May 15, 2024

Why is grief worse at night?

Lorna Hering

Some things naturally belong together; the combination just feels right. Like Shoes and Socks, Rhythm and Blues, Wine and Cheese. These twosomes produce a vibrant harmony.  But not all things that pair up are harmonious or beneficial. In fact, some duos are brutal and relentless. Such is the case with nighttime and grief. This daunting duo causes added stress and anxiety for people already struggling from losing a loved one. 

For people who are grieving, nighttime is often the most challenging time of day. They are exhausted from trying to hold it together, and darkness tends to lower their mood and usher in intense feelings of anxiety and despair. Things like cooking dinner for four instead of five or longing for the companionship of someone who is no longer around can trigger intense emotions. The brain begins replaying, ruminating, and overthinking as it tries to make sense of devastation and loss.

As the day winds down, fewer distractions keep the brain occupied, so thoughts of grief begin to consume the mind. Grief is the body and mind’s natural response to profound loss, and it can take a toll on a person’s ability to experience peace and rest. Often the bridge between despair and hope is a good night’s sleep; unfortunately, sleep disturbances are common in bereavement. Grief often initiates sleep problems, and a lack of sleep tends to make grief worse. This creates a vicious cycle that makes it both difficult to get a good night’s sleep and difficult to effectively manage grief. 

But there is hope for people struggling with nighttime and grief. Getting a better night’s sleep may be possible by following one or more of the recommendations listed below.  Everyone’s grief journey is different, but these suggestions might be worth the effort to help the mind and body get proper rest. 

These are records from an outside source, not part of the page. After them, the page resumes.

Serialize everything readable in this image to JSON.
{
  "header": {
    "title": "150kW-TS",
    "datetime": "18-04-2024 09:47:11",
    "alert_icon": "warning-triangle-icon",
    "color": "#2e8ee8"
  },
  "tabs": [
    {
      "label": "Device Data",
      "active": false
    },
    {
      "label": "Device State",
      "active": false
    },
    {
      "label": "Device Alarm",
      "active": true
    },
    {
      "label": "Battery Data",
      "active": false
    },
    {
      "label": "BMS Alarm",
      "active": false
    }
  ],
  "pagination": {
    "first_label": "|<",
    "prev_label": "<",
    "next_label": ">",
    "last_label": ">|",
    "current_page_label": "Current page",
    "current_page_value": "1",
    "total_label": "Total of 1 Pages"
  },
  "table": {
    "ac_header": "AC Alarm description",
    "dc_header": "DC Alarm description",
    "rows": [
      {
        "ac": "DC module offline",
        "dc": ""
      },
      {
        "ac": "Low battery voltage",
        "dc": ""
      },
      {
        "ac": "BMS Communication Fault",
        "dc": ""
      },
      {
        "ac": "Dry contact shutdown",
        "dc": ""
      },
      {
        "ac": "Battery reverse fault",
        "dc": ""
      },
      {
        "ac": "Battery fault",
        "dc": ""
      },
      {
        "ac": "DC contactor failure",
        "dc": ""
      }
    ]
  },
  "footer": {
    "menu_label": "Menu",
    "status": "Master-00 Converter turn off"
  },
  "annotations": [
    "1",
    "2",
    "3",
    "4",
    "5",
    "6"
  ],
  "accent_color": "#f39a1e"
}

  • First and foremost, be realistic. It is normal to experience sleep disturbances when grieving because the mind is struggling to make sense of what has happened. 
  • Do not get discouraged and think that sleep disturbances are abnormal. Nighttime grief issues are common and usually part of the normal bereavement process. 
  • Exercise is a great way to naturally elevate mood and release stress. A body that has expended some energy will often sleep better at night. An outdoor walk might lift the spirits and help relieve tension and stress.
  • Some people plan an activity every night to keep the mind busy and give their brain a temporary break from the heaviness of grief. 
  • As nighttime falls, loneliness and heartache often begin to feel overwhelming. For some people, journalling is helpful. Others may find comfort by reaching out to talk to family or friends and sharing their emotions.
  • Each person should realistically assess whether social media is helpful or painful for their heart. Sometimes taking a social media break is the best choice, and sometimes connecting with others who have experienced loss can be helpful.
  • Purposefully create good sleeping habits.  This means finding a routine that works and sticking with it. Some important things to consider include avoiding caffeine or alcohol and limiting screen time prior to your designated sleep time. 
  • Another essential thing to consider is not going to bed too early. Going to bed early may feel like a good idea, but if you are retiring too early, your mind and body may not be ready to wind down, which opens the door for the mind to become consumed with disturbing and heartbreaking thoughts of loss.
  • Eliminate daytime napping if you are not feeling tired when nighttime arrives. 
  • You will most likely need to reteach yourself how to fall asleep. Loss is traumatic, and it can completely rewire the brain. 
  • Don’t be afraid to spend some time and money creating a good sleep space. The comfort of a cool, dark bedroom can help someone achieve a good night’s sleep.  Investing in a good mattress and comfortable bedding can help you fall asleep faster and stay asleep longer. 
  • Make an appointment to see a physician and get blood work done.  This will provide peace of mind or help pinpoint any underlying issue that might be contributing to sleep problems. Talk openly with your doctor about any grief and/or sleep issues that you may be experiencing.
  • Considering therapy or talking to a counselor. Loss is extremely hard, and a trained professional can help you develop pathways to replace terrible thoughts with healthier ones. 

Above all else, be kind to yourself and remember that there is no easy way around grief. Grief is hard work, especially at night. Listen to your heart, your mind, and your body, and be willing to explore some of the tips listed above.  Everyone’s grief is different, so find what works best for you when the sun goes down.  Remind yourself that when dealing with grief, there are two other things that will eventually pair up. Those things are healing and hope. 

                                                                 Works Cited

Haley, Eleanor. “Why Is My Grief Worse at Night?” What's Your Grief, 25 Nov. 2019,

Hugstad, Kristi. “Not-So-Goodnight? Why Grief Is Leaving You Sleep-Deprived.” HuffPost, HuffPost, 8 May 2017, 

Smalls, Lisa. “How Grieving Impacts Sleep.” Patient Empowerment Network, 12 Feb. 2019,